There is a large discussion about that and I think that a lot of artists have inferred about capitalizing album sales as far as not putting their music on Spotify. Spotify have come out with their own studies on paper saying “Look, album sales, by download or streaming, you can see the particular characterization.” With TuneCore, I don’t think I’ve seen it, although I’ve seen artists whose behavior and have decided not to put it on social streaming services, but wants to maximize the downloads. Sometimes, people are ignoring what we talked about earlier, which is the overall depth in album sales. So, they are looking for the helper and looking for the new service of Spotify, where it might just be the consumer behavior more affecting less sales than Spotify. Well, we can see that there are fans in art and fans in music who are adapting to streaming, so I think you are going to see more and more people streaming music and I think there will be more views through album sales, but is it a characterization or is it just opting into a new format and I think that’s the way that a lot of artists have to approach it, like “Hey this is a new format and this is how fans want to listen to music.” And so, if you ignore that format, you are ignoring your fans. And ignoring them won’t allow you to build a new foundation. But, I think one of the things that doesn’t get talked about around this streaming and Spotify is the whole Amazon and iTunes sort of approach, like if you download an album, you’ll have to pay for it. But, if you stream it, you’ll generate revenue from it because of streaming services but people are forgetting that download, whether is Amazon, iTunes, Google, they are generating money from the hybrid services of whenever you are listening to something that’s in your collection, you are also generating streaming revenue. And I always want to point out that download services are always head on as well as to try to adjust to the artists like “Hey let me create a system where you are going to continue to generate money through a system of listening to your music.” So, I think that is a topic of discussion that’s left out because people want to say download or stream and they forgot that the download companies are trying to expand into CloudPlay to generate revenue.

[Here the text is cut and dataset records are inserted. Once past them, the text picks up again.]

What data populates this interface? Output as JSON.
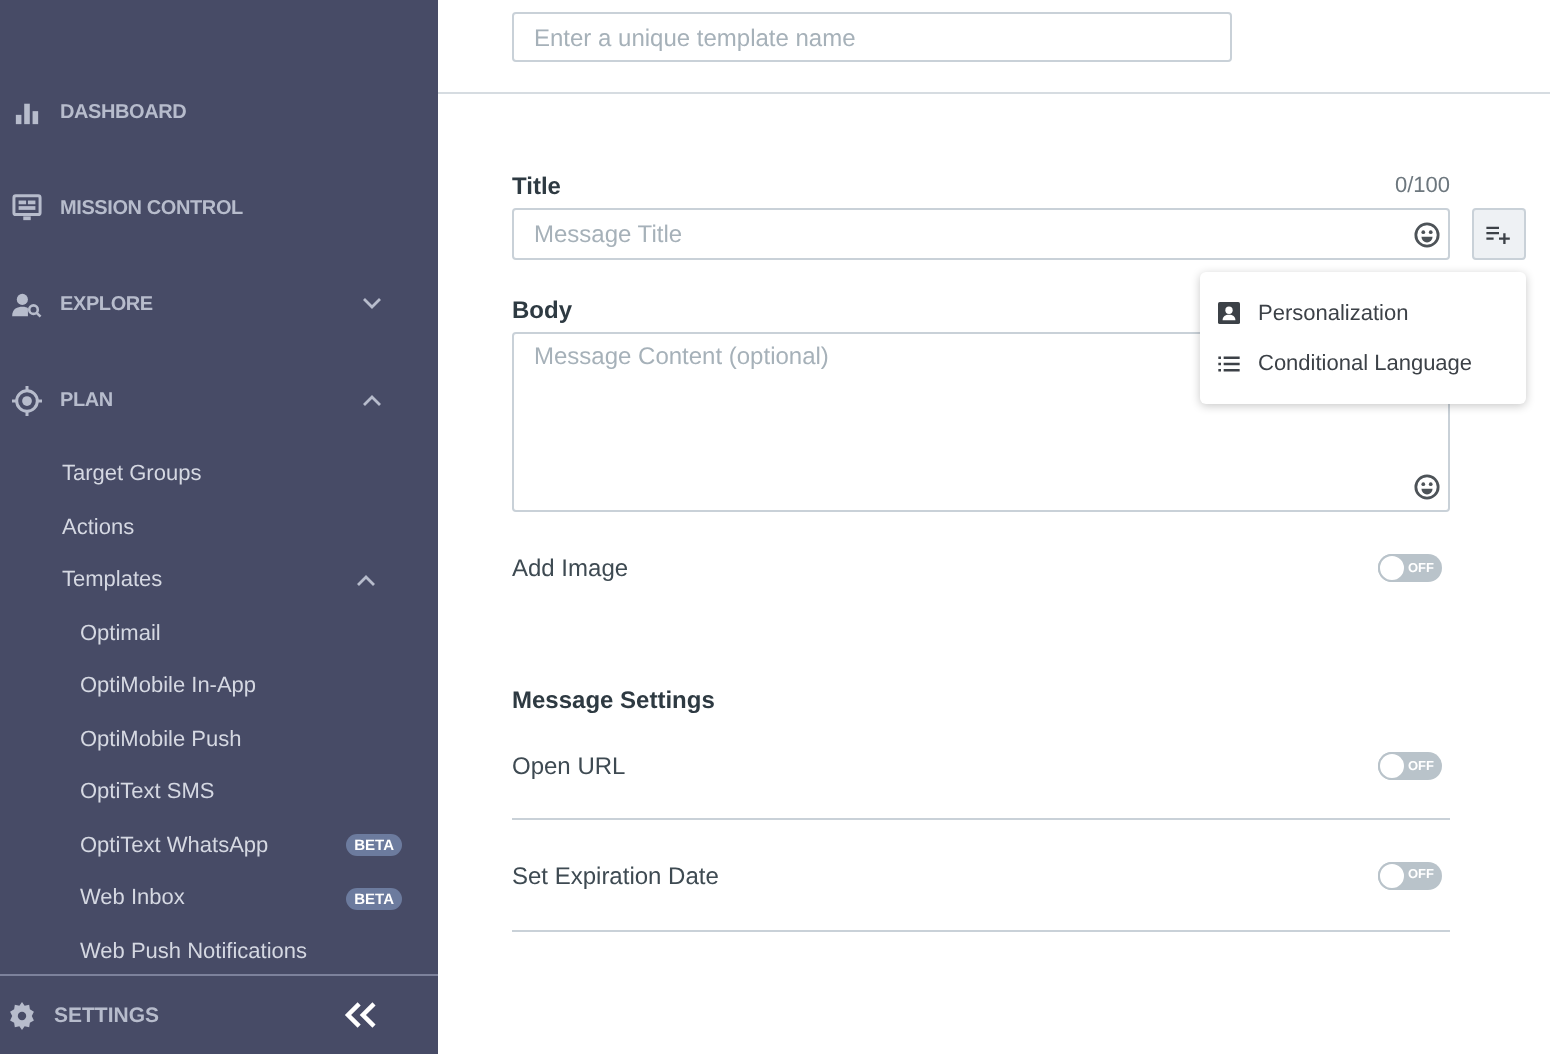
{
  "sidebar": {
    "items": [
      {
        "label": "DASHBOARD"
      },
      {
        "label": "MISSION CONTROL"
      },
      {
        "label": "EXPLORE",
        "expanded": false
      },
      {
        "label": "PLAN",
        "expanded": true,
        "children": [
          {
            "label": "Target Groups"
          },
          {
            "label": "Actions"
          },
          {
            "label": "Templates",
            "expanded": true,
            "children": [
              {
                "label": "Optimail"
              },
              {
                "label": "OptiMobile In-App"
              },
              {
                "label": "OptiMobile Push"
              },
              {
                "label": "OptiText SMS"
              },
              {
                "label": "OptiText WhatsApp",
                "badge": "BETA"
              },
              {
                "label": "Web Inbox",
                "badge": "BETA"
              },
              {
                "label": "Web Push Notifications"
              }
            ]
          }
        ]
      }
    ],
    "footer": {
      "label": "SETTINGS"
    }
  },
  "template_name": {
    "placeholder": "Enter a unique template name"
  },
  "title": {
    "label": "Title",
    "counter": "0/100",
    "placeholder": "Message Title"
  },
  "insert_menu": {
    "open": true,
    "items": [
      {
        "label": "Personalization"
      },
      {
        "label": "Conditional Language"
      }
    ]
  },
  "body": {
    "label": "Body",
    "placeholder": "Message Content (optional)"
  },
  "add_image": {
    "label": "Add Image",
    "on": false,
    "toggle_text": "OFF"
  },
  "message_settings": {
    "heading": "Message Settings",
    "rows": [
      {
        "label": "Open URL",
        "on": false,
        "toggle_text": "OFF"
      },
      {
        "label": "Set Expiration Date",
        "on": false,
        "toggle_text": "OFF"
      }
    ]
  }
}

I think that is an interesting topic. I’ve never heard of that topic being brought up.
TuneCore: I think people want to think download vs. stream if the Mac Services of iCloud or with Google’s Play grow, it’s going to be a lot of adoption with that and that’s going to help sustain the download market or even help push it. It’s going to help make it a more viable choice for artists so they can know that they can purchase a download and keep it in the cloud and make it useful for other different sources.
below are some artists that have used the TuneCore platform..